NO. Morality is not objective, like science, but is established by the powerful to guide the conduct of citizens of legal entities, like states. Morality is a summary of rules which guard the power of the leaders of such states, religions, or other big institutions. You can only violate the morals of the majority at the risk of being punished by them...or their police agencies.
So, yes, you can do whatever you want...so long as you are aware of the risks you run. If it happens that what you enjoy doing harms others you can expect to be punished, not merely vilified. And the worse your immoral behavior, the worse punishment you can expect.
- Anonymous1 decade ago
Well you pretty much can except for illegal things, in which case you can but run risks of facing penalties. And if you didn't face those risks and could do whatever you want everyone else could too. You might think that it'd be kind of a "I'ma get mine" mentality but it would sooner turn into an ever vigilant "omyshit I gotta hold on to mine" (Life, money, possessions, freedom, whatever).

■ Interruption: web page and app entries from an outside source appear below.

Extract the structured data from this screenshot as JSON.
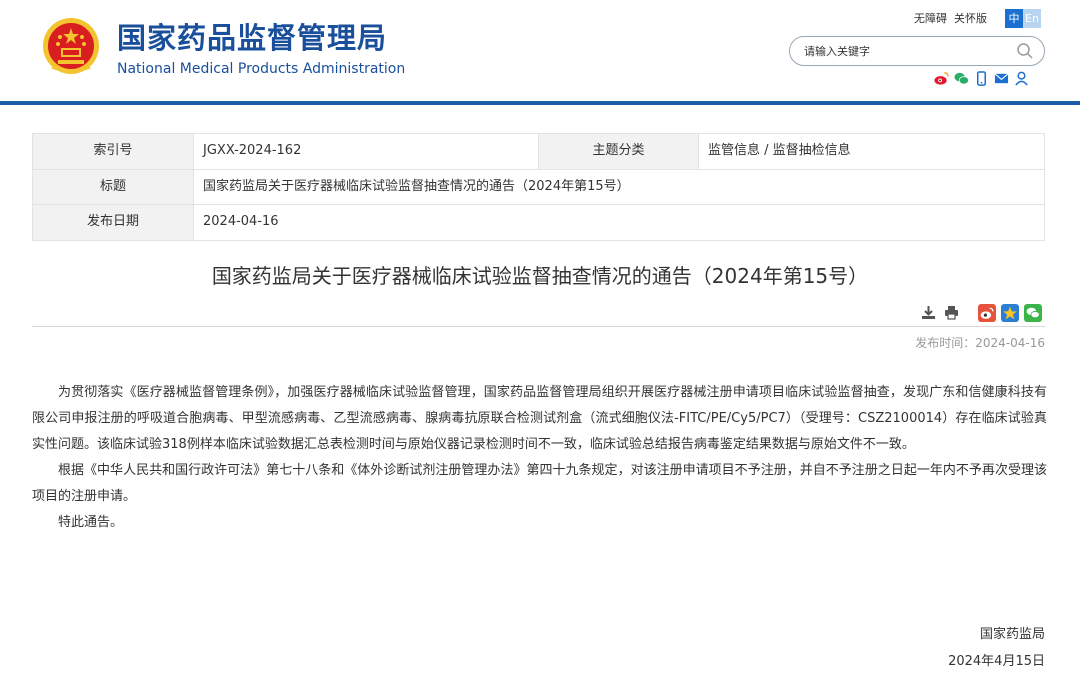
{
  "header": {
    "title_cn": "国家药品监督管理局",
    "title_en": "National Medical Products Administration",
    "links": [
      "无障碍",
      "关怀版"
    ],
    "lang_zh": "中",
    "lang_en": "En",
    "search_placeholder": "请输入关键字",
    "share_icons": [
      "weibo-icon",
      "wechat-icon",
      "mobile-icon",
      "mail-icon",
      "user-icon"
    ],
    "colors": {
      "brand": "#1a4f9c",
      "bar": "#1d5da8",
      "lang_active": "#1a6fd0"
    }
  },
  "info": {
    "index_label": "索引号",
    "index_value": "JGXX-2024-162",
    "category_label": "主题分类",
    "category_value": "监管信息 / 监督抽检信息",
    "title_label": "标题",
    "title_value": "国家药监局关于医疗器械临床试验监督抽查情况的通告（2024年第15号）",
    "date_label": "发布日期",
    "date_value": "2024-04-16"
  },
  "article": {
    "title": "国家药监局关于医疗器械临床试验监督抽查情况的通告（2024年第15号）",
    "tool_icons": [
      "download-icon",
      "print-icon",
      "weibo-share-icon",
      "qzone-share-icon",
      "wechat-share-icon"
    ],
    "pub_time": "发布时间：2024-04-16",
    "paragraphs": [
      "为贯彻落实《医疗器械监督管理条例》，加强医疗器械临床试验监督管理，国家药品监督管理局组织开展医疗器械注册申请项目临床试验监督抽查，发现广东和信健康科技有限公司申报注册的呼吸道合胞病毒、甲型流感病毒、乙型流感病毒、腺病毒抗原联合检测试剂盒（流式细胞仪法-FITC/PE/Cy5/PC7）（受理号：CSZ2100014）存在临床试验真实性问题。该临床试验318例样本临床试验数据汇总表检测时间与原始仪器记录检测时间不一致，临床试验总结报告病毒鉴定结果数据与原始文件不一致。",
      "根据《中华人民共和国行政许可法》第七十八条和《体外诊断试剂注册管理办法》第四十九条规定，对该注册申请项目不予注册，并自不予注册之日起一年内不予再次受理该项目的注册申请。",
      "特此通告。"
    ],
    "signature": "国家药监局",
    "sign_date": "2024年4月15日"
  }
}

Therefore easier on everyone to life with rules. Creates a society where most peoples baser needs are met instead of just a wild west type dealy where you can get shot in the face for having a winning hand at poker.
Also the rules may be morally subjective but the basic ideas are innately biological.
- What do you think of the answers? You can sign in to give your opinion on the answer.
- mtheoryrulesLv 71 decade ago
This might be so if humans were not social creatures.
As a human you rely on social networks to help insure your survival.
There are also universal behaviors that seem to transcend cultural bias.
The concept of morality is less about finding an absolute objective truth, and more about being accepted by the culture on which you depend upon for survival.
We conform to culturally expected behaviors because it is in our best interest to conform.
Our opinions regarding those mores may be subjective, but we know objectively that it it serves our interests to do so.
- 1 decade ago
Well I don't believe in the concept of having to be vilified by others, and I am undoubtedly not a Christian in any sense, I do believe in living a virtuous life. Not to gain the approval of others, but for oneself. I believe that truth, in its purest form, can only be gained when one is free of all vices, and is able to lead a virtuous life, therefore, one cannot do whatever they please.
I believe that since our mortal bodies, through our sense, deceive us, that only once our immortal "souls" are freed from our impermanent bodies, can we truly know truth, freedom, and true knowledge. All of which are ideals that we can only know certain characteristics of.
Obviously, you'd have to understand my position when reading all of this, but these are my thoughts! I'm not looking for an argument; I'm merely expressing my beliefs!
- VarginniblodhLv 41 decade ago
Not at all, because they're allowed to have their own morality, which may include vilifying others for having beliefs apart from their own.
- 1 decade ago
If there is no objective morality, and considering the more tribal circumstances of the modern world, you may define morality consensually.
That means, you go kill someone, society says it's wrong and society locks you up,
- JoeLv 41 decade ago
There may be no objective morality, and as so it may be subjective, but as a society we share similar values. It's not a matter of "should" and "shouldn't," it's a matter of how we can and will enforce laws that citizens are subject to as long as they are part of our society.
- 1 decade ago
The thing is....there is an objective morality.
Do you think the people that were upset and mourning for the victims of 9/11 are wrong to be upset at the terrorists for doing that?
Do you think victims of rape are wrong for feeling destroyed by the men who raped them?